However, the rules were tweaked to avoid such a scenario again, and now F1 imposes a three-hour time limit from the start to the end of the race.
That still hasn’t stopped F1 race starts being delayed, however, as per the 2021 Belgian GP…shudder.
Youngest driver to enter an F1 race (and score points)
Not long after Max Verstappen made his Formula 1 debut at the age of 17 years and 166 days – and scored points in only his second race – the rules regarding FIA Superlicences were amended.
Along with the qualifying points which are earned through performances in other racing categories, drivers must now be a minimum of 18 years old to obtain a licence.
The FIA likely have the ability to overrule this in unique circumstances but, considering they haven’t budged on their Superlicence stance for many drivers, Verstappen’s record is very unlikely to be beaten.
Closest pole position battle
Whilst the season finale of the 1997 season is mostly remembered for the controversial collision between Jacques Villeneuve and Michael Schumacher in the race, the qualifying session from the previous day also created an unbelievable moment.
Schumacher, Villeneuve and Heinz-Harald Frentzen all set the exact same qualifying time, a 1:21.072. Under the regulations, which still exist today, the first driver to have set the time takes pole position.
As Villeneuve set his time slightly earlier in the session, he took pole, followed by Schumacher and Frentzen. Surely the odds of such an occurrence happening again in Formula 1 are next to zero.
Consecutive retirements in a row
Many years ago, even if a Formula 1 race appeared to be reaching a conclusion with no on-track fights to speak of, there was always the chance that an engine could explode, a brake disc could expire, or a gearbox could pack in.
In an era where a lack of reliability could plague a team’s season, Andrea de Cesaris went over one season without seeing the chequered flag. Predominantly retiring due to mechanical troubles, the Italian went 22 races without completing a Grand Prix distance.
Weirdly, he did achieve a podium finish during that streak, but his car ran out of fuel in the closing metres of the race, meaning he had technically retired. However, he kept his third place as the cars behind did not finish on the same lap as him.
Fewest races finishers
The Monaco Grand Prix of 1996 is remarkable for many reasons, and it holds the obscure record of the event with the fewest number of finishers. Although seven cars were classified as finishers, only three saw the chequered flag: Race winner Olivier Panis, followed by David Coulthard and Johnny Herbert.
These days in Formula 1, it is not uncommon to see the full grid finishing a race (this has happened twice already in 2023), it’s difficult to envisage a race coming close to this number of finishers. Races are also less likely to be run in the very wet conditions witnessed in Monaco that year.
Highest number of cars to start a race
This is a record that Formula 1 simply won’t get close to again: The 1953 German GP, held at the Nordschleife, had 34 cars lining up for the start of the race.
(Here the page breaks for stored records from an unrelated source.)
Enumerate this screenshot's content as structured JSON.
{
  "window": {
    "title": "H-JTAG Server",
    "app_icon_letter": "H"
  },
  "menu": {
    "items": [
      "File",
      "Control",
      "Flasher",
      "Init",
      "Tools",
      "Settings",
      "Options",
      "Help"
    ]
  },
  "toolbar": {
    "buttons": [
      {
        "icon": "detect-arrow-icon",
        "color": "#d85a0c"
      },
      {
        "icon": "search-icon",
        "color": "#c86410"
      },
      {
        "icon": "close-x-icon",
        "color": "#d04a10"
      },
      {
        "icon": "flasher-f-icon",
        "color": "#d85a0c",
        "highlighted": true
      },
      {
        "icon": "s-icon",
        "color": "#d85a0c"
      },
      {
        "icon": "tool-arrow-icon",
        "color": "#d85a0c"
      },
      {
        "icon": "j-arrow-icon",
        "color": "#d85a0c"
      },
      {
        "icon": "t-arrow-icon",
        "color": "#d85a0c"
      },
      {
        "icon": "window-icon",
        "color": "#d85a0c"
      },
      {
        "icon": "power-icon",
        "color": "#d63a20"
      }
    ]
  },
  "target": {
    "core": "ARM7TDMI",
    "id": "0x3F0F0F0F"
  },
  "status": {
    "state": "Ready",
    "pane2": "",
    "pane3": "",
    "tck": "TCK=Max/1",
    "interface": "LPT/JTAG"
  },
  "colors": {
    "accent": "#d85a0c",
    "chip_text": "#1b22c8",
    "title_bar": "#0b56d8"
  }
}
The current F1 regulations only allow for a maximum of 26 cars in the championship and, even if the regulations had a massive overhaul, many of the Formula 1 circuits simply would not have the facilities to cope with the volume of entrants.
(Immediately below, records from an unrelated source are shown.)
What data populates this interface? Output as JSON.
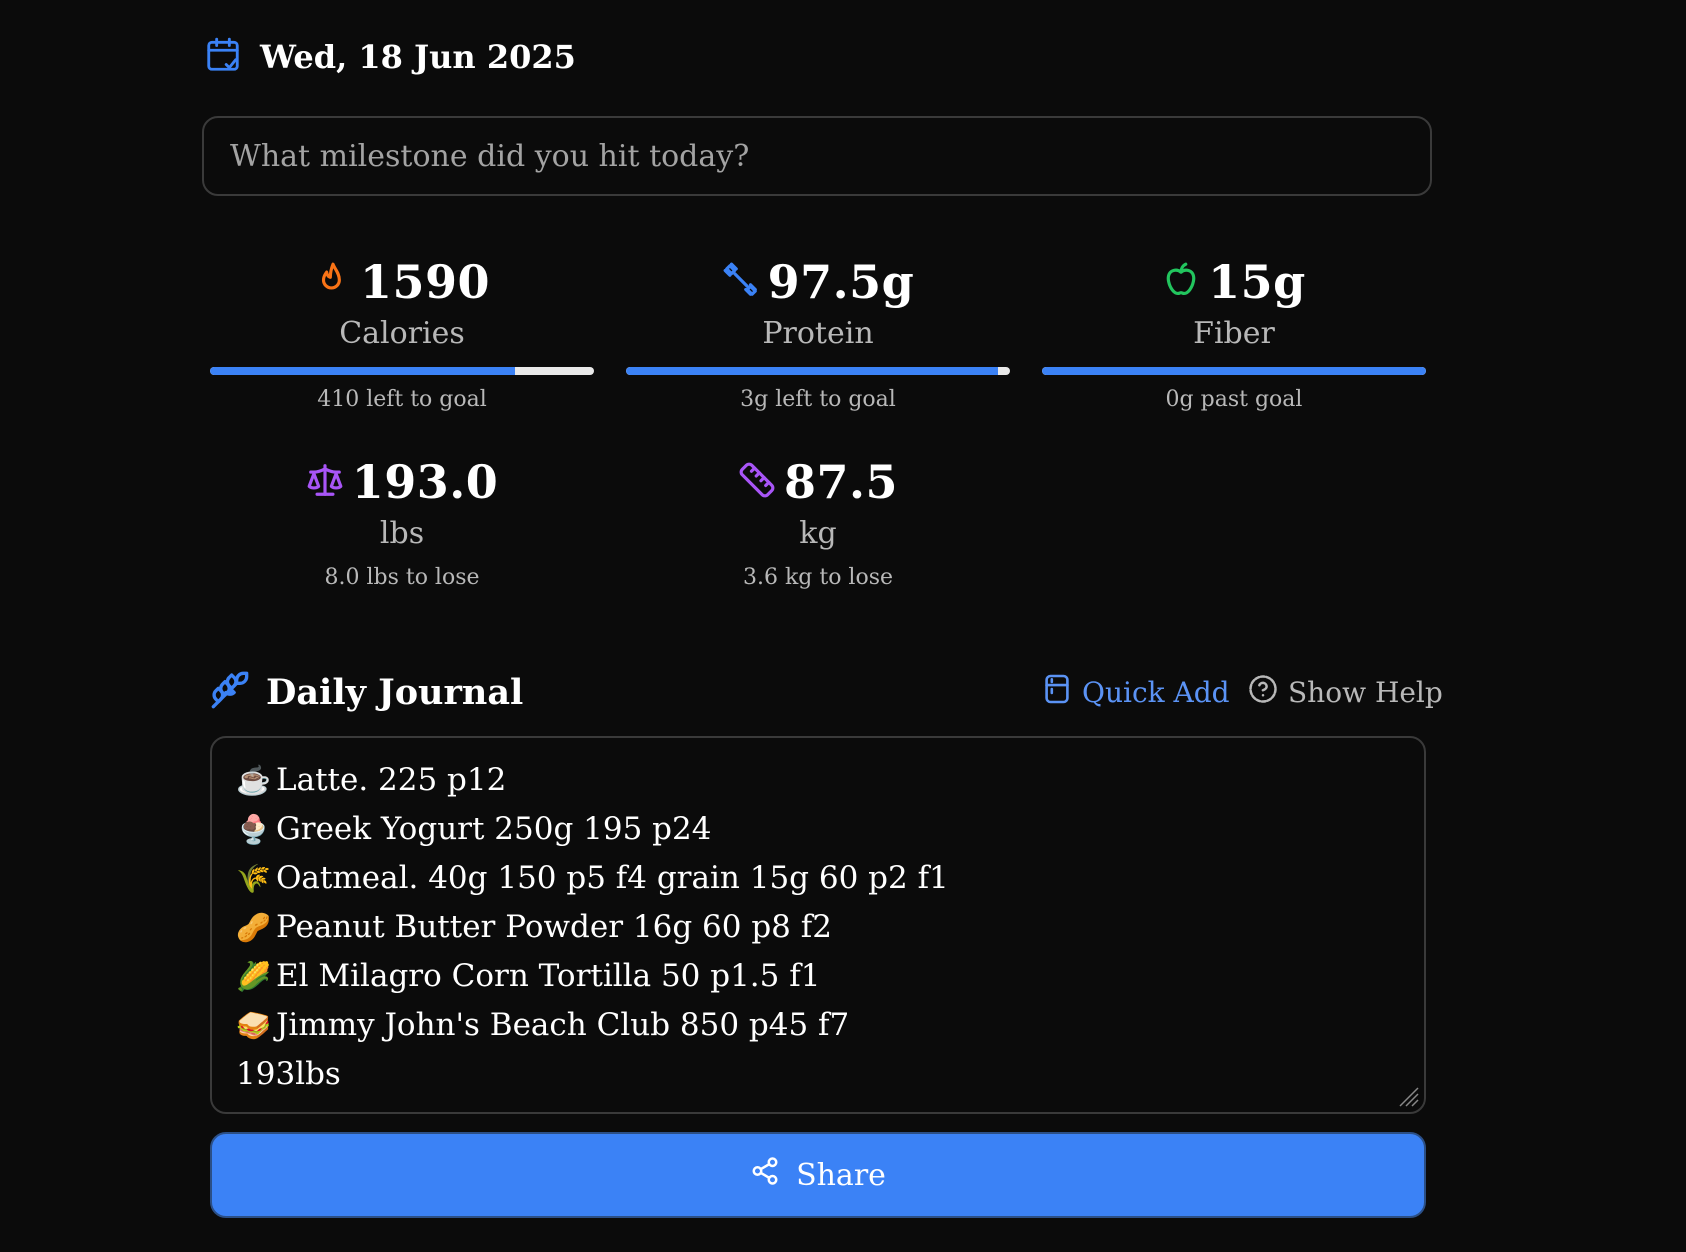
{
  "header": {
    "date": "Wed, 18 Jun 2025"
  },
  "milestone": {
    "placeholder": "What milestone did you hit today?"
  },
  "stats": {
    "calories": {
      "value": "1590",
      "label": "Calories",
      "sub": "410 left to goal",
      "progress": 0.795,
      "icon": "flame-icon",
      "color": "#f97316"
    },
    "protein": {
      "value": "97.5g",
      "label": "Protein",
      "sub": "3g left to goal",
      "progress": 0.97,
      "icon": "dumbbell-icon",
      "color": "#3b82f6"
    },
    "fiber": {
      "value": "15g",
      "label": "Fiber",
      "sub": "0g past goal",
      "progress": 1.0,
      "icon": "apple-icon",
      "color": "#22c55e"
    },
    "weight_lbs": {
      "value": "193.0",
      "label": "lbs",
      "sub": "8.0 lbs to lose",
      "icon": "scale-icon",
      "color": "#a855f7"
    },
    "weight_kg": {
      "value": "87.5",
      "label": "kg",
      "sub": "3.6 kg to lose",
      "icon": "ruler-icon",
      "color": "#a855f7"
    }
  },
  "journal": {
    "title": "Daily Journal",
    "quick_add": "Quick Add",
    "show_help": "Show Help",
    "lines": [
      {
        "emoji": "☕",
        "text": "Latte. 225 p12"
      },
      {
        "emoji": "🍨",
        "text": "Greek Yogurt 250g 195 p24"
      },
      {
        "emoji": "🌾",
        "text": "Oatmeal. 40g 150 p5 f4 grain 15g 60 p2 f1"
      },
      {
        "emoji": "🥜",
        "text": "Peanut Butter Powder 16g 60 p8 f2"
      },
      {
        "emoji": "🌽",
        "text": "El Milagro Corn Tortilla 50 p1.5 f1"
      },
      {
        "emoji": "🥪",
        "text": "Jimmy John's Beach Club 850 p45 f7"
      },
      {
        "emoji": "",
        "text": "193lbs"
      }
    ]
  },
  "share": {
    "label": "Share"
  },
  "colors": {
    "accent": "#3b82f6",
    "background": "#0b0b0b",
    "muted_text": "#b8b8b8",
    "border": "#3a3a3a"
  }
}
Biggest F1 starting grid penalty
Although many consider the current power unit penalty rules to be a bit silly, it’s perhaps best for everybody’s sanity if this record isn’t beaten.
Back in 2015 when the current turbo-hybrid power units were relatively new to the sport, Honda were struggling to perform. They were frequently fitting new components to the McLaren cars, and amassed a 70-place grid drop when they changed numerous parts of Jenson Button’s car at the 2015 Mexican Grand Prix.
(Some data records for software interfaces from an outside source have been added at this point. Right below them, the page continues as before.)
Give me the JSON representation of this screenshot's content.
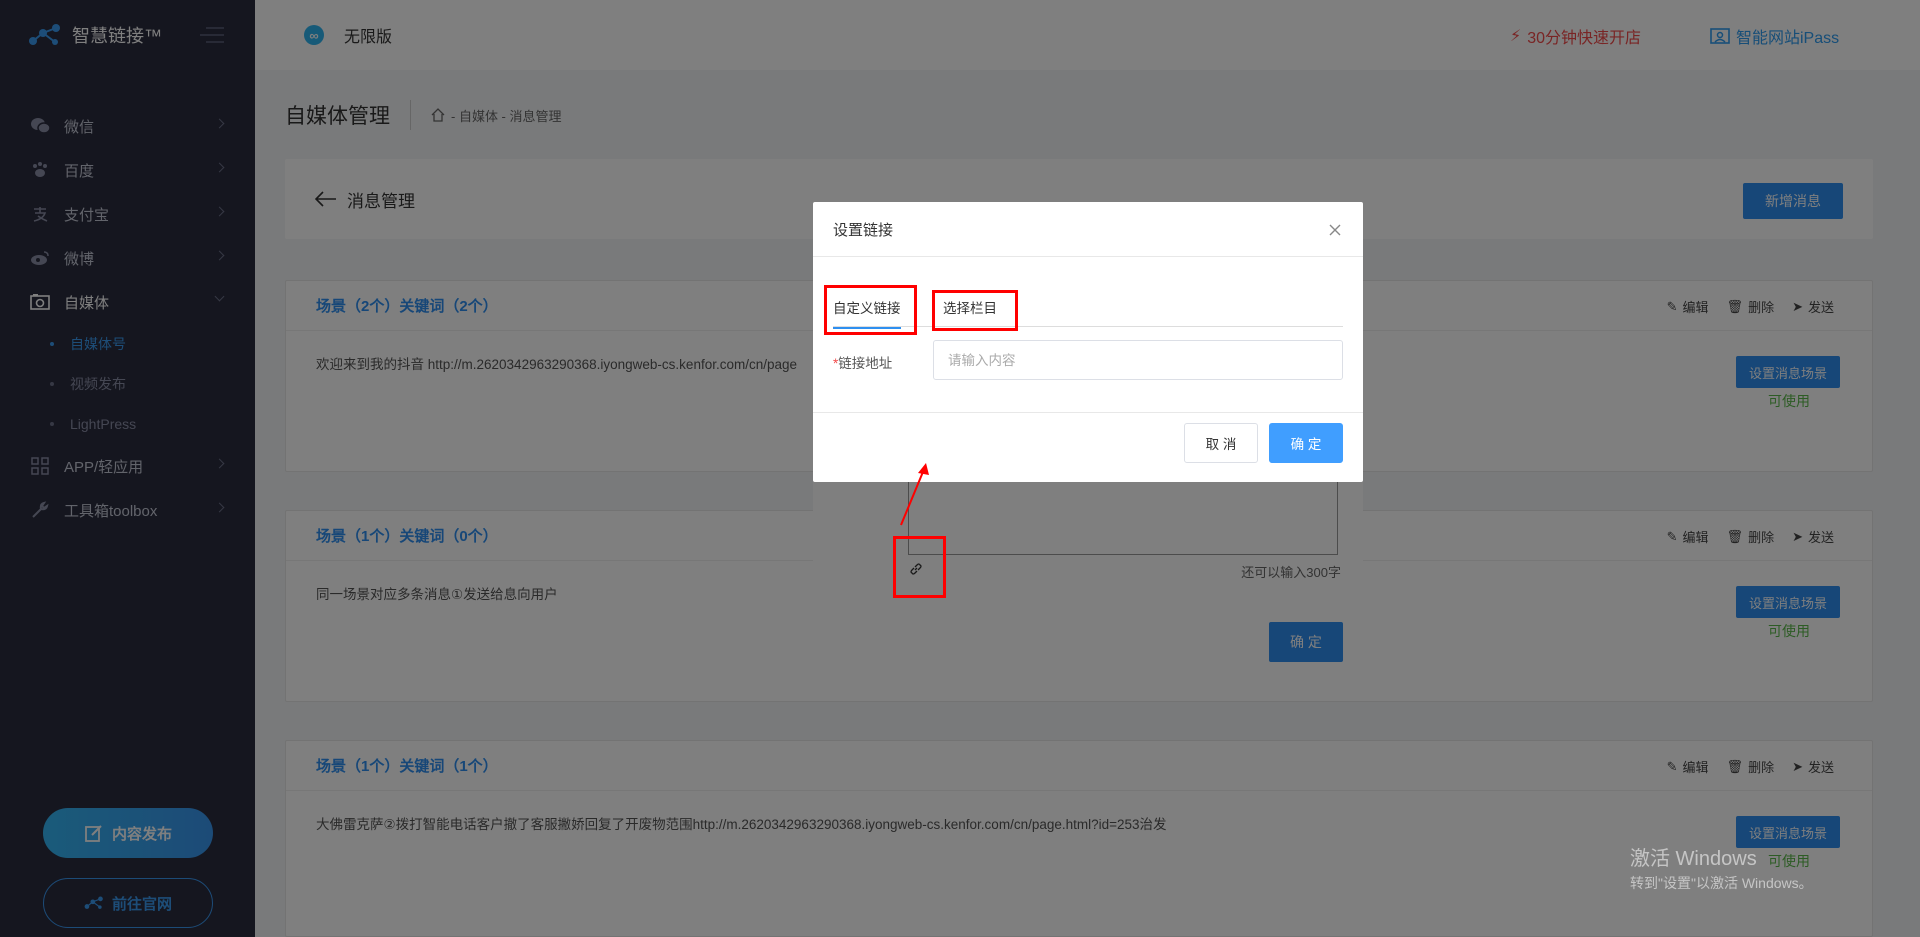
{
  "brand": {
    "name": "智慧链接™"
  },
  "topbar": {
    "version": "无限版",
    "quick_open": "30分钟快速开店",
    "ipass": "智能网站iPass"
  },
  "sidebar": {
    "items": [
      {
        "label": "微信",
        "icon": "wechat-icon"
      },
      {
        "label": "百度",
        "icon": "baidu-paw-icon"
      },
      {
        "label": "支付宝",
        "icon": "alipay-icon"
      },
      {
        "label": "微博",
        "icon": "weibo-icon"
      },
      {
        "label": "自媒体",
        "icon": "camera-icon",
        "active": true
      },
      {
        "label": "APP/轻应用",
        "icon": "grid-icon"
      },
      {
        "label": "工具箱toolbox",
        "icon": "wrench-icon"
      }
    ],
    "sub_items": [
      {
        "label": "自媒体号",
        "active": true
      },
      {
        "label": "视频发布"
      },
      {
        "label": "LightPress"
      }
    ],
    "publish_button": "内容发布",
    "official_site_button": "前往官网"
  },
  "page": {
    "title": "自媒体管理",
    "breadcrumb": "- 自媒体 - 消息管理",
    "back_label": "消息管理",
    "new_message_button": "新增消息"
  },
  "messages": [
    {
      "header": "场景（2个）关键词（2个）",
      "content": "欢迎来到我的抖音 http://m.2620342963290368.iyongweb-cs.kenfor.com/cn/page",
      "status": "可使用"
    },
    {
      "header": "场景（1个）关键词（0个）",
      "content": "同一场景对应多条消息①发送给息向用户",
      "status": "可使用"
    },
    {
      "header": "场景（1个）关键词（1个）",
      "content": "大佛雷克萨②拨打智能电话客户撤了客服撇娇回复了开废物范围http://m.2620342963290368.iyongweb-cs.kenfor.com/cn/page.html?id=253治发",
      "status": "可使用"
    }
  ],
  "message_actions": {
    "edit": "编辑",
    "delete": "删除",
    "send": "发送",
    "set_scene": "设置消息场景"
  },
  "background_dialog": {
    "char_count": "还可以输入300字",
    "confirm": "确 定"
  },
  "modal": {
    "title": "设置链接",
    "tab_custom": "自定义链接",
    "tab_column": "选择栏目",
    "field_label": "链接地址",
    "required_mark": "*",
    "placeholder": "请输入内容",
    "value": "",
    "cancel": "取 消",
    "confirm": "确 定"
  },
  "watermark": {
    "line1": "激活 Windows",
    "line2": "转到\"设置\"以激活 Windows。"
  }
}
Nowadays, things are simpler, and if a driver needs to swap too many new power unit components, they’re simply told to go to the back of the grid. Although it still gets a bit messy when several teams decide to do the same thing at the same race!